This method of study can manage a higher volume of patient data than regular trials,but requires aires strong technological infrastructure to keep things up and running.
Decentralized trials solve two of the biggest problems with clinical trials:
The decentralized trial method combines site-based and home-based activities to conduct the trial, making it extremely convenient for those suffering from illness, who find it difficult to travel, and for those who find it too inconvenient to stay at the site for the entire duration of the trial.
The decentralized trial method existed before the pandemic but was not commonly used across studies until the pandemic accelerated the virtualization and digitization of the clinical process.
And since the pandemic shows no signs of ending, a growing consensus is emerging that it might become a permanent fixture in the field of health care.
Advantages Of Decentralized Clinical Trials
The biggest advantage of decentralized trials is their patient-focused nature. Regular trials end up selecting from a very biased and narrow pool of participants who live in a specific geographic location because they happen to be close to the testing site.
Because of its convenience and ease of participation, a decentralized clinical trial ends up being much more inclusive of different individuals who might come from marginalized communities. This gives better data because the study doesn’t focus on a small group of people. This is a big problem that regular clinical trials face right now.
The more age groups, genders, ethnic groups, and income groups that participate in the clinical trial, the more valuable the study is going to be.
Since the trials themselves are going to yield good data, this increases the chances of sponsorship as sponsors are convinced of the diversity in their data points.
Aside from the pandemic, the best thing for decentralized clinical trials has been wearable technology. These little gadgets allow individuals to measure their biomarkers at all times without needing complex medical gear.
Clinicians have also gotten used to how long it takes to learn how to use the equipment used in decentralized trials. This means that future results could be even better.
Because of all these benefits, it’s expected that the number of people taking part in clinical trials will go up by a lot. Researchers should get ready for this in the near future.
Ironically, one of the largest challenges facing decentralized clinical trials is that the data collected is too much. Staff will have to spend days, if not weeks, pouring over materials, finding data points, and noting the crucial points of interest.
This could make decentralized clinical trials far more time-consuming and expensive than traditional ones.

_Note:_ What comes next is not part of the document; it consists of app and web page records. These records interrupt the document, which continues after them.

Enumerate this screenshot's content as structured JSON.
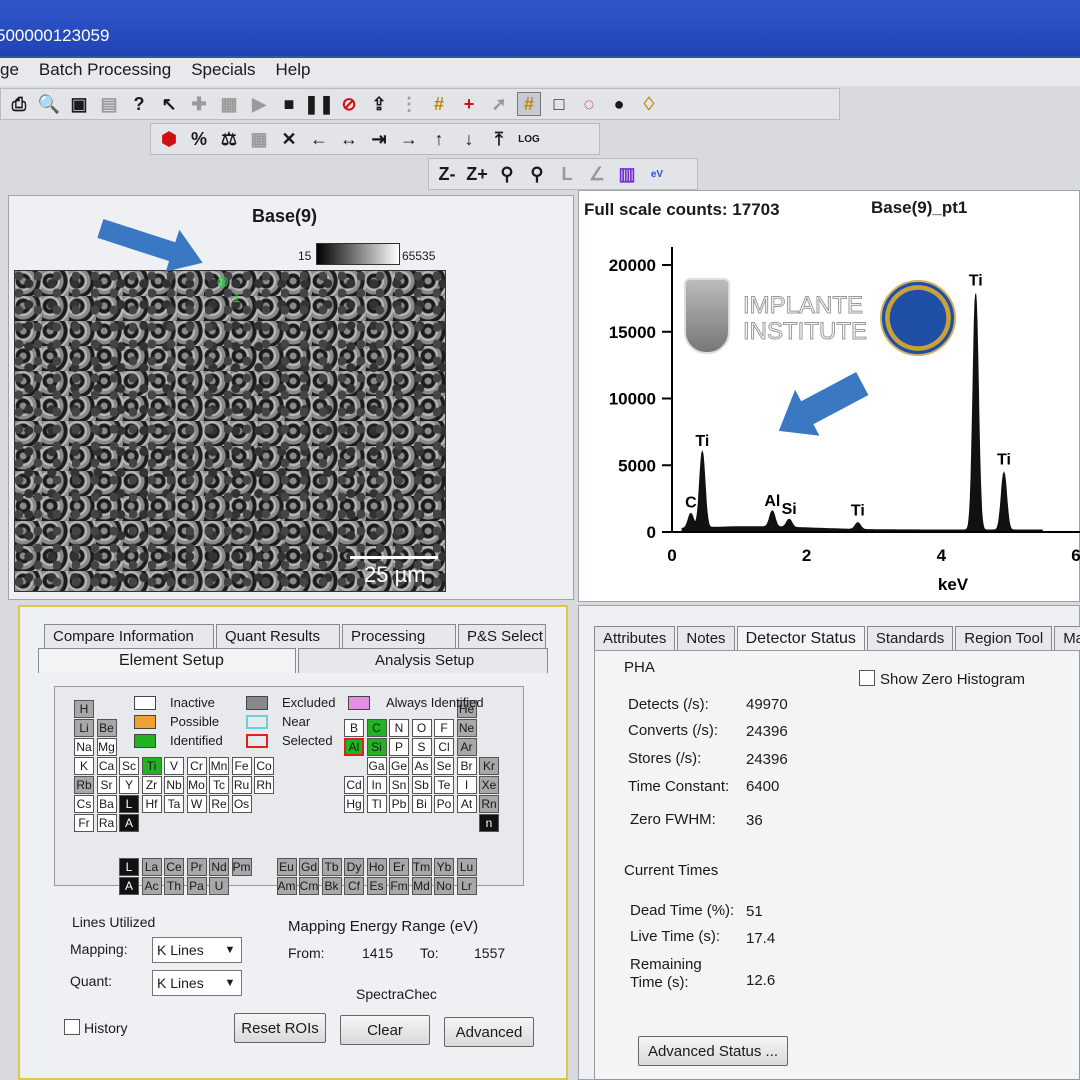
{
  "window": {
    "title": "500000123059"
  },
  "menu": [
    "ge",
    "Batch Processing",
    "Specials",
    "Help"
  ],
  "image_panel": {
    "title": "Base(9)",
    "grey_min": "15",
    "grey_max": "65535",
    "marker_label": "1",
    "scale_bar": "25 µm"
  },
  "spectrum_panel": {
    "full_scale_label": "Full scale counts: 17703",
    "spectrum_name": "Base(9)_pt1",
    "logo_line1": "IMPLANTE",
    "logo_line2": "INSTITUTE"
  },
  "chart_data": {
    "type": "line",
    "title": "",
    "xlabel": "keV",
    "ylabel": "",
    "xlim": [
      0,
      6
    ],
    "ylim": [
      0,
      20000
    ],
    "x_ticks": [
      "0",
      "2",
      "4",
      "6"
    ],
    "y_ticks": [
      "0",
      "5000",
      "10000",
      "15000",
      "20000"
    ],
    "peaks": [
      {
        "label": "C",
        "x": 0.28,
        "y": 1100
      },
      {
        "label": "Ti",
        "x": 0.45,
        "y": 5700
      },
      {
        "label": "Al",
        "x": 1.49,
        "y": 1200
      },
      {
        "label": "Si",
        "x": 1.74,
        "y": 600
      },
      {
        "label": "Ti",
        "x": 2.76,
        "y": 500
      },
      {
        "label": "Ti",
        "x": 4.51,
        "y": 17700
      },
      {
        "label": "Ti",
        "x": 4.93,
        "y": 4300
      }
    ]
  },
  "element_panel": {
    "tabs_top": [
      "Compare Information",
      "Quant Results",
      "Processing",
      "P&S Select"
    ],
    "tabs_bottom": [
      "Element Setup",
      "Analysis Setup"
    ],
    "legend": {
      "inactive": "Inactive",
      "possible": "Possible",
      "identified": "Identified",
      "excluded": "Excluded",
      "near": "Near",
      "selected": "Selected",
      "always": "Always Identified"
    },
    "lines_utilized": "Lines Utilized",
    "mapping_label": "Mapping:",
    "mapping_value": "K Lines",
    "quant_label": "Quant:",
    "quant_value": "K Lines",
    "energy_range_label": "Mapping Energy Range (eV)",
    "from_label": "From:",
    "from_value": "1415",
    "to_label": "To:",
    "to_value": "1557",
    "spectrachec": "SpectraChec",
    "history_label": "History",
    "reset_button": "Reset ROIs",
    "clear_button": "Clear",
    "advanced_button": "Advanced"
  },
  "detector_panel": {
    "tabs": [
      "Attributes",
      "Notes",
      "Detector Status",
      "Standards",
      "Region Tool",
      "Mat"
    ],
    "pha": "PHA",
    "show_zero": "Show Zero Histogram",
    "rows": [
      {
        "label": "Detects (/s):",
        "value": "49970"
      },
      {
        "label": "Converts (/s):",
        "value": "24396"
      },
      {
        "label": "Stores (/s):",
        "value": "24396"
      },
      {
        "label": "Time Constant:",
        "value": "6400"
      },
      {
        "label": "Zero FWHM:",
        "value": "36"
      }
    ],
    "current_times": "Current Times",
    "times": [
      {
        "label": "Dead Time (%):",
        "value": "51"
      },
      {
        "label": "Live Time (s):",
        "value": "17.4"
      },
      {
        "label": "Remaining",
        "value": ""
      },
      {
        "label": "Time (s):",
        "value": "12.6"
      }
    ],
    "advanced_status": "Advanced Status ..."
  }
}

This, in turn, forces studies to optimize their data collection, organization, and evaluation processes. Integrations that can transfer data points between different platforms will play a huge role here. Many electronic data collection tools are not cross-platform friendly, requiring the clinical research team to transfer data in worst-case scenarios manually.

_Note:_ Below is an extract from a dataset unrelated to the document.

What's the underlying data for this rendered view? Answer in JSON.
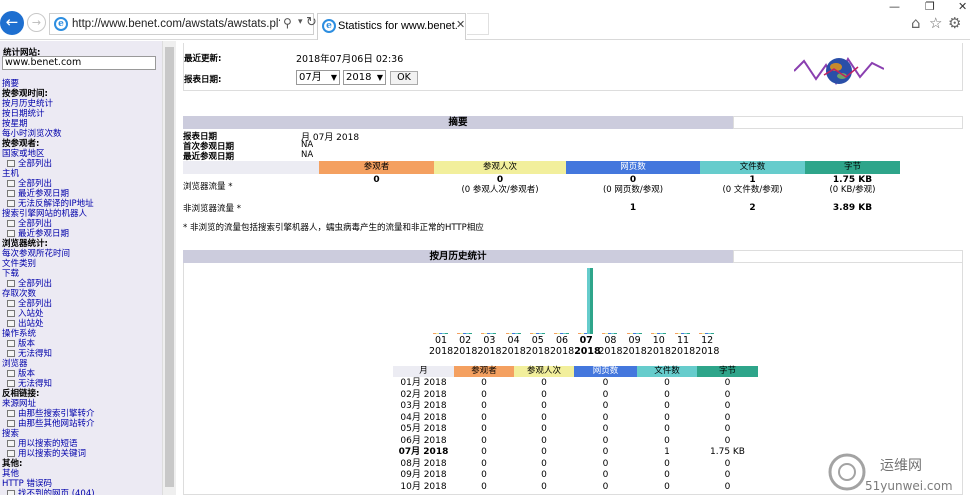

There is a large gap in the market for clinical trial software to integrate with multiple vendors and multiple platforms to protect the fidelity and integrity of the data collected through this process.
The strengths of decentralized clinical trials also become their biggest weaknesses.
The flexibility afforded to participants means they can take part while they’re at work, shopping, or waking up at night to take care of their newborns. These are normal aspects of everyday life, and knowing how a drug or device interacts with these events is important. But since the participant is free to change their environment at will, unlike when participating in laboratory conditions, the data is vulnerable to getting skewed.
Researchers could see jumps in blood pressure because of the average working conditions of the individual in stressful jobs, or the average climate changes can affect the temperature of the participant, wildly interfering with the drug’s mechanism of action.
Unlike in a lab, participants may live in a chaotic environment, which makes it hard to come to safe, reasonable conclusions about the study as a whole.
Decentralized trials come with a huge host of benefits that could propel the field of healthcare forward with a velocity never seen before.
The strengths of this methodology rival its challenges. Clinical research teams have to design flexible and meaningful protocols to ensure they can handle all the data they receive. Thankfully, the COVID-19 pandemic has already shown that our research professionals are more than capable of rising to the task.
With the help of digital technology and creative thinking, these problems can be solved and effective trials can be made that could be a huge help to humanity in the future.